(Excerpted records begins)

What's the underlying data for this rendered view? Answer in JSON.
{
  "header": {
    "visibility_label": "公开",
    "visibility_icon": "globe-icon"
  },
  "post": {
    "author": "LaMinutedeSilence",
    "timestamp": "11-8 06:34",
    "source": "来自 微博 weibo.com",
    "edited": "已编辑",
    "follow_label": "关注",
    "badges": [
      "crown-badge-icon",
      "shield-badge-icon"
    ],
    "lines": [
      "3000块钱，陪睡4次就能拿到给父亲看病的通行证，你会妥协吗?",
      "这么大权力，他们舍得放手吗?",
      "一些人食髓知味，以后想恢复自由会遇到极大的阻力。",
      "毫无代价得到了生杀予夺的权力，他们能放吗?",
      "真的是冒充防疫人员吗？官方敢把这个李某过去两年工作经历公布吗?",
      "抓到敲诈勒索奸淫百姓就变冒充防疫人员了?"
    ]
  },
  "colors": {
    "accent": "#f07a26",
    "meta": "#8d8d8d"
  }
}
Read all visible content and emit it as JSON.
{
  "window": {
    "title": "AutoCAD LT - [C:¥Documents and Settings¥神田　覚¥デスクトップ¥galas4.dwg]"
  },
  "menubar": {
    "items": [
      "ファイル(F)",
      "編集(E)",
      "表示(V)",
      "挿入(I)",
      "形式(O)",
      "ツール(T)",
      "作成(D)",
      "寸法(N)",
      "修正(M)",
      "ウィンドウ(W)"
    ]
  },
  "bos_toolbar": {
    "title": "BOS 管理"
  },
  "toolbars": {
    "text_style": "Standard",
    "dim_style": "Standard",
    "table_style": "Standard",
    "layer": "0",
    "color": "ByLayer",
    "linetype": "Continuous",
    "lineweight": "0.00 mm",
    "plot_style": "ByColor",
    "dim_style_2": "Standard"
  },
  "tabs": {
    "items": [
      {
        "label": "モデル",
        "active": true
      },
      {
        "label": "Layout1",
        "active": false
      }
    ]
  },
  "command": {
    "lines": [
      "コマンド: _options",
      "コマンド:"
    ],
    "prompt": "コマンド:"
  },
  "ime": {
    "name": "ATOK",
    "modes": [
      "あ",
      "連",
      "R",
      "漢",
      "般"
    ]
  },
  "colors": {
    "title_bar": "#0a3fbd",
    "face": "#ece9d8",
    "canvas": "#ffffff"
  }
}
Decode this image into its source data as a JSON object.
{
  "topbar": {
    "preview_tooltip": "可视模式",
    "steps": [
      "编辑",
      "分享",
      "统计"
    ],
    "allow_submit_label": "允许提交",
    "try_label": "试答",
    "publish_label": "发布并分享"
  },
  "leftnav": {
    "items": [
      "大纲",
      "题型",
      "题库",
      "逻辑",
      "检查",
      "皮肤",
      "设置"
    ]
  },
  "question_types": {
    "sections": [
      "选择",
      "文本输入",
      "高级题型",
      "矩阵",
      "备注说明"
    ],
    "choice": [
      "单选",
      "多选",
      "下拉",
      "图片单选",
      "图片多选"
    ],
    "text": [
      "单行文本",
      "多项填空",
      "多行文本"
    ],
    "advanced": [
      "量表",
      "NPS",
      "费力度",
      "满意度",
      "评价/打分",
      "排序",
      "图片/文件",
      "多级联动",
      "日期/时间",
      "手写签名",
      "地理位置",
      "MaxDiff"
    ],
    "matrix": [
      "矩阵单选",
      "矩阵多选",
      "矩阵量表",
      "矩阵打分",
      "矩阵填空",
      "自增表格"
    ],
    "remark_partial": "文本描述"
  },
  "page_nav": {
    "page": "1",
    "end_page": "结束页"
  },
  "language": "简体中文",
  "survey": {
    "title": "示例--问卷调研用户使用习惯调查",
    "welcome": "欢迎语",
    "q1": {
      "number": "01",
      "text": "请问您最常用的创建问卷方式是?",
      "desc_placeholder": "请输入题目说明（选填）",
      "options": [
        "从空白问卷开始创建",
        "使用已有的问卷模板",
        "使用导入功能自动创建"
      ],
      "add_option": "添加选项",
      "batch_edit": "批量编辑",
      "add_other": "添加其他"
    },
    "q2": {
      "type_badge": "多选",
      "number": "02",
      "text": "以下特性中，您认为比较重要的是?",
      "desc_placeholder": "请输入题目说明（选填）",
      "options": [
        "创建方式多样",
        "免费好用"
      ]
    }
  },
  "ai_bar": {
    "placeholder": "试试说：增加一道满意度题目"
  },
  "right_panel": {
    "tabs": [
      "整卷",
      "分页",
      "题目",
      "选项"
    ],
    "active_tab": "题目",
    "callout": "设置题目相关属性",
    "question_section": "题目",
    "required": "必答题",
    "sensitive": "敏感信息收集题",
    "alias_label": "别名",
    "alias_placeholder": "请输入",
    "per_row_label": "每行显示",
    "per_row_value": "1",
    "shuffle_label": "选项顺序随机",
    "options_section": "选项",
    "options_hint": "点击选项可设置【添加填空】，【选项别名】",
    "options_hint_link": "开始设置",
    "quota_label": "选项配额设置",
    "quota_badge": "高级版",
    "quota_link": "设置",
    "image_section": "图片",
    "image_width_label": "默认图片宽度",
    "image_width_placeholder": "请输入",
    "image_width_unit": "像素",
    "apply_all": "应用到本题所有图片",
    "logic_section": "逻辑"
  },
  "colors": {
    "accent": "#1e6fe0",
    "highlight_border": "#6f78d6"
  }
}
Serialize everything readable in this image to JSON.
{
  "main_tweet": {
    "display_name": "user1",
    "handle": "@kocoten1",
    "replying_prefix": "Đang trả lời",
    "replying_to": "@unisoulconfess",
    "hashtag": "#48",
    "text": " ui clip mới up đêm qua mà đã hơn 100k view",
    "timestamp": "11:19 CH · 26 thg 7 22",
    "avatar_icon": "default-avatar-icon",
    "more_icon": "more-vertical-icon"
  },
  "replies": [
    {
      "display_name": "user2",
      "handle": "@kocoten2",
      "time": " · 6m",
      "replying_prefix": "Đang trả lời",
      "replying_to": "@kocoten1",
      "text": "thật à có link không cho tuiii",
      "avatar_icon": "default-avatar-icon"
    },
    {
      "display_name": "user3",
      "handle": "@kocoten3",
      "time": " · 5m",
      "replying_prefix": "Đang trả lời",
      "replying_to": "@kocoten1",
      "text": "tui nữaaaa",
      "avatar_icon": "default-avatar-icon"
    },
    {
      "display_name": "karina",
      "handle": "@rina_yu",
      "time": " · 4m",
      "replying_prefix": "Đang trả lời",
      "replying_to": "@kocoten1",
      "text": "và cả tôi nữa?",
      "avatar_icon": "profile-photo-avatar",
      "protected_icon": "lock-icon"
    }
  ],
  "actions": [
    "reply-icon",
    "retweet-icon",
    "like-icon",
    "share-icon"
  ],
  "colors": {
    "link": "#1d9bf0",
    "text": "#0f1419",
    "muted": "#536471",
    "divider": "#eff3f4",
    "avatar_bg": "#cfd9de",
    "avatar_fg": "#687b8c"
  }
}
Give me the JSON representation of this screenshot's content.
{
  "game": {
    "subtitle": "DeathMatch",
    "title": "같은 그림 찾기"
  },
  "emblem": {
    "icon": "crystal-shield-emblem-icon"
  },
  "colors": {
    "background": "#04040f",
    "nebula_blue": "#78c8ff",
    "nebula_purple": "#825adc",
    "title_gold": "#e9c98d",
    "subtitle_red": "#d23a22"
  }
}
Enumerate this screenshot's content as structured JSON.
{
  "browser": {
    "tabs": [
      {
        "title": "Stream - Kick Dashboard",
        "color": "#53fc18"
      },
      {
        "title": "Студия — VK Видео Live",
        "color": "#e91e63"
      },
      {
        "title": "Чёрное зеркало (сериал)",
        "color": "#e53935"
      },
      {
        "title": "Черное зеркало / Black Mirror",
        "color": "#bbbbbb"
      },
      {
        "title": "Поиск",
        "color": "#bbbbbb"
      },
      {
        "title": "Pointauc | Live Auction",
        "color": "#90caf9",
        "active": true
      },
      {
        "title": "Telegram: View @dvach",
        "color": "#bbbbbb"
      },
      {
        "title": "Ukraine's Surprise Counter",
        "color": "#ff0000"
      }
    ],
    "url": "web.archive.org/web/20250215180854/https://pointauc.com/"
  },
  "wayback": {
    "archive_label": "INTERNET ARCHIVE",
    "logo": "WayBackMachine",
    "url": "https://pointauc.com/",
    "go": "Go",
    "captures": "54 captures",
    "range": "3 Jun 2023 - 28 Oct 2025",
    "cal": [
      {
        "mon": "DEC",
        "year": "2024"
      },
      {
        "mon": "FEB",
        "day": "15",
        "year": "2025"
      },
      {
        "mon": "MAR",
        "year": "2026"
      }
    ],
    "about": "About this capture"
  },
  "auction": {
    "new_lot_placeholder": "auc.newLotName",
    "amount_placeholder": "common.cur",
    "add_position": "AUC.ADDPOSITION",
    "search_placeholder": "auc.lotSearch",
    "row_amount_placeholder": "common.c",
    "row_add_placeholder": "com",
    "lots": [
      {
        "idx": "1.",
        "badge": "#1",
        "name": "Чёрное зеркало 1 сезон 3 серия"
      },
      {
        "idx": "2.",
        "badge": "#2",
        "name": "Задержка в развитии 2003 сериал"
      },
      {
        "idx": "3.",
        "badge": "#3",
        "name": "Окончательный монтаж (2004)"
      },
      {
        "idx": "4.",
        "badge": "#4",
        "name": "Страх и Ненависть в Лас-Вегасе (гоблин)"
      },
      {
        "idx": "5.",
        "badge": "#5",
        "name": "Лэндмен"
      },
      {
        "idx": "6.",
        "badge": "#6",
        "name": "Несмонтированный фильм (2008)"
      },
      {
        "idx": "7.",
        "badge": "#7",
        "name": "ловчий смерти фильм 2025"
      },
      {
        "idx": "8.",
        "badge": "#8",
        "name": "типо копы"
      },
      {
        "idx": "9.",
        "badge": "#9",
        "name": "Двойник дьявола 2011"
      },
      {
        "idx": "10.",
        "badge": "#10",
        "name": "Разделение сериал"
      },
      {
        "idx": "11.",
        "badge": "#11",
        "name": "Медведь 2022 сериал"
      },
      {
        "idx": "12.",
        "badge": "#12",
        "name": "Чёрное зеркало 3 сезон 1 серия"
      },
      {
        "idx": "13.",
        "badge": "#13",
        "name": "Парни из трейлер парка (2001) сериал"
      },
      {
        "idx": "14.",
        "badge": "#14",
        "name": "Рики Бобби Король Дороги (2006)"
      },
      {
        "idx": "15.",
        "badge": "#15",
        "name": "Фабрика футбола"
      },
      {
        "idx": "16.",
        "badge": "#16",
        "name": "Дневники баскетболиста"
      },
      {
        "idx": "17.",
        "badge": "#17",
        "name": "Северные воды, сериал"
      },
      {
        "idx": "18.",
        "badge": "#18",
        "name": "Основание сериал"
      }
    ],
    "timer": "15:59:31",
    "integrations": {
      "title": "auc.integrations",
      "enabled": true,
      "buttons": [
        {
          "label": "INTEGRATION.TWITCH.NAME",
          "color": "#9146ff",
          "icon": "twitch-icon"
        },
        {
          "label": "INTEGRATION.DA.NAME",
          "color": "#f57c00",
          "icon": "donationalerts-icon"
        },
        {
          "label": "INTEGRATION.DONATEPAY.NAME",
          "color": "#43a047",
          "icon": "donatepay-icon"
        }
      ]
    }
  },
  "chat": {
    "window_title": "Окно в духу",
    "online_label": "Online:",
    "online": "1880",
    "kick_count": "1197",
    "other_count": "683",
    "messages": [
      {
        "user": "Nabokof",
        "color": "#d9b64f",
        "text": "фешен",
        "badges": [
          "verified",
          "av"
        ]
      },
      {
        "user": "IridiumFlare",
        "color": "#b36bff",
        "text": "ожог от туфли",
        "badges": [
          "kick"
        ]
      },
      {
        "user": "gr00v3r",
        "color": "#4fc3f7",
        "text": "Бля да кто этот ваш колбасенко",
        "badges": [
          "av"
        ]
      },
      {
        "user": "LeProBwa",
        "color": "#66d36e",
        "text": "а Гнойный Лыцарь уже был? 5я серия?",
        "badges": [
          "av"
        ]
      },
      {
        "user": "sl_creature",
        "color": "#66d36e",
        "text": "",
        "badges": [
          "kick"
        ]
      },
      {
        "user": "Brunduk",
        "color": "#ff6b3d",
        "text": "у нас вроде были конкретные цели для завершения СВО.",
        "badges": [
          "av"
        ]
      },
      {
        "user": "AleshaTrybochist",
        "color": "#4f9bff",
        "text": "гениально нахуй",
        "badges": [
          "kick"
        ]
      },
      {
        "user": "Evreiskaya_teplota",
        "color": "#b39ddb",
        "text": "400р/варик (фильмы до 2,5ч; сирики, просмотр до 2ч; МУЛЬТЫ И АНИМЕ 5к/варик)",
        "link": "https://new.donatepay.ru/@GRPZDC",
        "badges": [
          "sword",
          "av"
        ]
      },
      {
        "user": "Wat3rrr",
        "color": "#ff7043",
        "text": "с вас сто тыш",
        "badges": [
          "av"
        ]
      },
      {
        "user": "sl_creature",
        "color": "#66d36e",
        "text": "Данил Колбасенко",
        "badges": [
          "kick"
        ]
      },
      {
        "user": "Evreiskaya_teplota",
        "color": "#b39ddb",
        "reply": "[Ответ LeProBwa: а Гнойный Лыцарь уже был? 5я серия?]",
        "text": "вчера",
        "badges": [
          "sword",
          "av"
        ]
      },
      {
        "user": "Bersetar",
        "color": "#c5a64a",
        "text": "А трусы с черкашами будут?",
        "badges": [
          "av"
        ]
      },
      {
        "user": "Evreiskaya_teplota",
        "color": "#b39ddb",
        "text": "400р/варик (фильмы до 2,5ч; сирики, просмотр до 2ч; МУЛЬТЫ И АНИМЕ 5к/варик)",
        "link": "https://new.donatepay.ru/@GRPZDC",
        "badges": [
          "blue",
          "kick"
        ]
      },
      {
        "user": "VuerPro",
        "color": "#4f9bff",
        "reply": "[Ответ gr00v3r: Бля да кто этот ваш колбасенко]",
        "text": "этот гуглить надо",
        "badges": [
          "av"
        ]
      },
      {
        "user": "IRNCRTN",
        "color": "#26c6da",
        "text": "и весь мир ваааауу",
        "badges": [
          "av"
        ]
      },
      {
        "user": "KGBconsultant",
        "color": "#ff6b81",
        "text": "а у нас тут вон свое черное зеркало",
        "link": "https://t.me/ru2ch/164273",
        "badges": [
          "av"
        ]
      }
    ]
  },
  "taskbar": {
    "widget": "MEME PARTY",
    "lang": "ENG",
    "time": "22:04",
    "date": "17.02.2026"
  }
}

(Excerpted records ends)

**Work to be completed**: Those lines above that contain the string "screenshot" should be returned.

**Written solution**:
Give me the JSON representation of this screenshot's content.
Enumerate this screenshot's content as structured JSON.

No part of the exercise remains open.